Goal of the exercise
Across the records below, how many lines include the string "scss"? State the number and nothing more.

+++ Data shown

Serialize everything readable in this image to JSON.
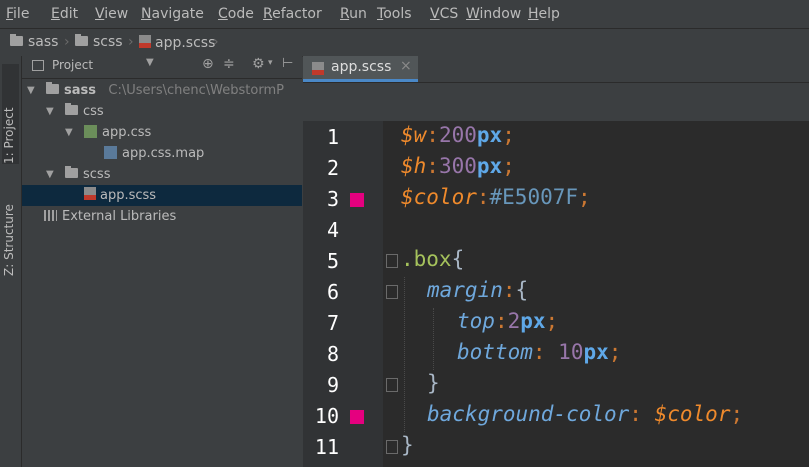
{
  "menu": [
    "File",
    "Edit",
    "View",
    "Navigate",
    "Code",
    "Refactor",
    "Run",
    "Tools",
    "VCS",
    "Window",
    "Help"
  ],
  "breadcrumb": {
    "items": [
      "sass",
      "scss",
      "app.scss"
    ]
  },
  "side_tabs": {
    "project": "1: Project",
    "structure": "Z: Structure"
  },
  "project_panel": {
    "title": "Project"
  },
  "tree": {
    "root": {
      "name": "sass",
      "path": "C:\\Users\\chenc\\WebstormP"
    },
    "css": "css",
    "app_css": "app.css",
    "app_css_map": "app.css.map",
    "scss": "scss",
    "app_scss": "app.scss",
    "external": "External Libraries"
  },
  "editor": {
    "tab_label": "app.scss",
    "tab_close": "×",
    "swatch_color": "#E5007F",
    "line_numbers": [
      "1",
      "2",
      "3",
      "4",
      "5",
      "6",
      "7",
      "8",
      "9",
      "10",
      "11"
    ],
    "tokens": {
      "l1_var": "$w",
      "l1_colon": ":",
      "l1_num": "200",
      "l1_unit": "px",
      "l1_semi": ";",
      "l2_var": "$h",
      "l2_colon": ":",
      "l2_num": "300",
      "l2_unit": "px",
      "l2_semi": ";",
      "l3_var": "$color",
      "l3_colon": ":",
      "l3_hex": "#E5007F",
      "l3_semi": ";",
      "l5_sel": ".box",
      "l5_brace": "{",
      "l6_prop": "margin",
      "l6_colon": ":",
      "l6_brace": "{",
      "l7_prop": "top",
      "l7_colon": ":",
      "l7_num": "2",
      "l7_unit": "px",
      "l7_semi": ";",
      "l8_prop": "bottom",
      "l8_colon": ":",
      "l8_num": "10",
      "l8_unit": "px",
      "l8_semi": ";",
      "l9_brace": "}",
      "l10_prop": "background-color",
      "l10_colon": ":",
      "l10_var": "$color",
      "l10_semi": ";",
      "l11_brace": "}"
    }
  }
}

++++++
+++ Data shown

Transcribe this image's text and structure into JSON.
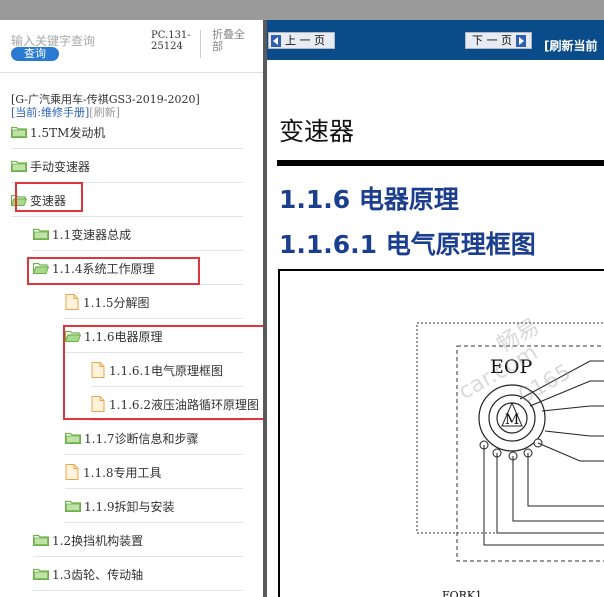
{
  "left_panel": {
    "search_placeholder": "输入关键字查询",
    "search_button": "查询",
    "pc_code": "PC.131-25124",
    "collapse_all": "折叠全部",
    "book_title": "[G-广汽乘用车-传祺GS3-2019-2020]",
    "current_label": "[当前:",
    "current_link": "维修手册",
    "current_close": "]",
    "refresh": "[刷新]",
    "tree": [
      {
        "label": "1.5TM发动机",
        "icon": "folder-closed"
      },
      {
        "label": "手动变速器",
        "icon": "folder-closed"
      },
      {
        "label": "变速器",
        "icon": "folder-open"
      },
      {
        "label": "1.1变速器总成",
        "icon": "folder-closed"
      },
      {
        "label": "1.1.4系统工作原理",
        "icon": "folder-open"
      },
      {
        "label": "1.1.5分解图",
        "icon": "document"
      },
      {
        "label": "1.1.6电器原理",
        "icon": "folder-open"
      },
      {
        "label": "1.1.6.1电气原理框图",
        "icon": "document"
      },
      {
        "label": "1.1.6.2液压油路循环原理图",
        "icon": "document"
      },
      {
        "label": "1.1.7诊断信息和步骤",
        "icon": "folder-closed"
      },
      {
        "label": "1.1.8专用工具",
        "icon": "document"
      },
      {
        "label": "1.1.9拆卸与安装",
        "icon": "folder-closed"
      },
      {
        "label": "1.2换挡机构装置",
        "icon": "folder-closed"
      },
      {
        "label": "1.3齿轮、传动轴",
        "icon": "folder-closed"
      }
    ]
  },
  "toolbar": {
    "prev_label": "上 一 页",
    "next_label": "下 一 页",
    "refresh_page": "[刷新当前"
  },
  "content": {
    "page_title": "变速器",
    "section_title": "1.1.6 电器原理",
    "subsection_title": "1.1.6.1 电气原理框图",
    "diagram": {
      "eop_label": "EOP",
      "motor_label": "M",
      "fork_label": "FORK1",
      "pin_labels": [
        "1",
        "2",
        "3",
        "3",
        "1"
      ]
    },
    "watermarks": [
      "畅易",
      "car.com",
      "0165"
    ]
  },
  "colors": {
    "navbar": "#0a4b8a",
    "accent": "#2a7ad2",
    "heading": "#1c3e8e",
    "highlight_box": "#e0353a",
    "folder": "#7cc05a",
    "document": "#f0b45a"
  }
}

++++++
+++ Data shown

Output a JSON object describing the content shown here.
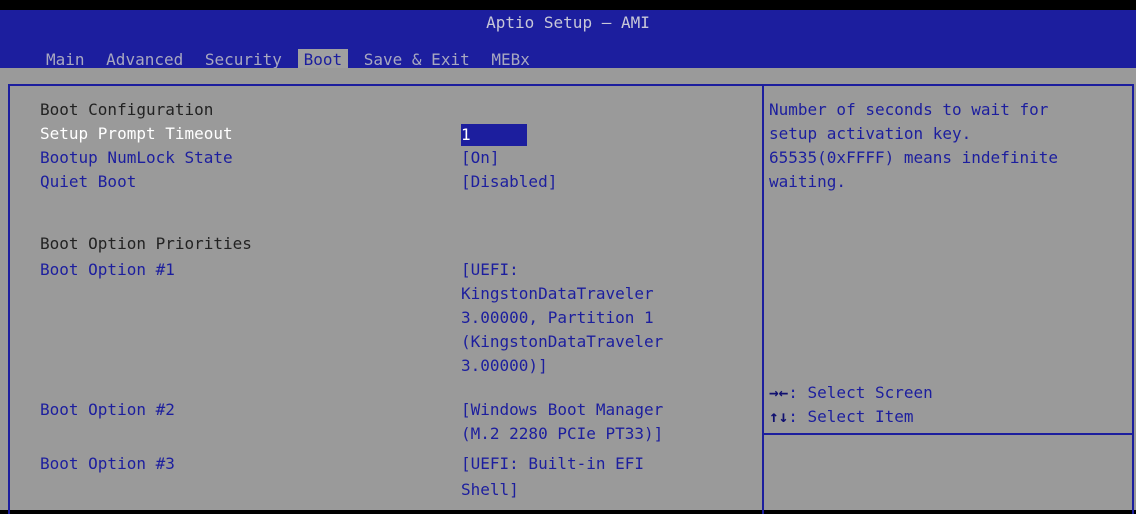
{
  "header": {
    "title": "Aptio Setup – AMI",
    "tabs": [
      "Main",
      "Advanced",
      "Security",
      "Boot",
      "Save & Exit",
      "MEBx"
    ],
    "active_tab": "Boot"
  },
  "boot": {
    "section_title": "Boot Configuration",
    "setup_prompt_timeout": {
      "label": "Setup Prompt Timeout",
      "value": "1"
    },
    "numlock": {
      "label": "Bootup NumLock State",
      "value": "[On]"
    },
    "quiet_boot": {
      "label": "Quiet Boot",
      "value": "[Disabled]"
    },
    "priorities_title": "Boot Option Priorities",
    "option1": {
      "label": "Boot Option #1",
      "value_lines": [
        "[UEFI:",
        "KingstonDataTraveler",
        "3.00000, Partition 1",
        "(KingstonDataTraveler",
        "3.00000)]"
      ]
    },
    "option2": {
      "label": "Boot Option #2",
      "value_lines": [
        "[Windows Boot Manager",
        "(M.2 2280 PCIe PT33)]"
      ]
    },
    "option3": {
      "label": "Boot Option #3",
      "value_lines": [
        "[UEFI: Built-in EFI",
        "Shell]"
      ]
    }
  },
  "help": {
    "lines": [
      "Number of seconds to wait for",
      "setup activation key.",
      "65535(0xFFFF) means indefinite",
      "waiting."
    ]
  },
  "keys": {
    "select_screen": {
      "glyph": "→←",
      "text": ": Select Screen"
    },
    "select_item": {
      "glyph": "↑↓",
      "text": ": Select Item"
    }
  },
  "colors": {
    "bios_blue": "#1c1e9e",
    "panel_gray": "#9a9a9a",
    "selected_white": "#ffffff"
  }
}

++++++

The completed task
5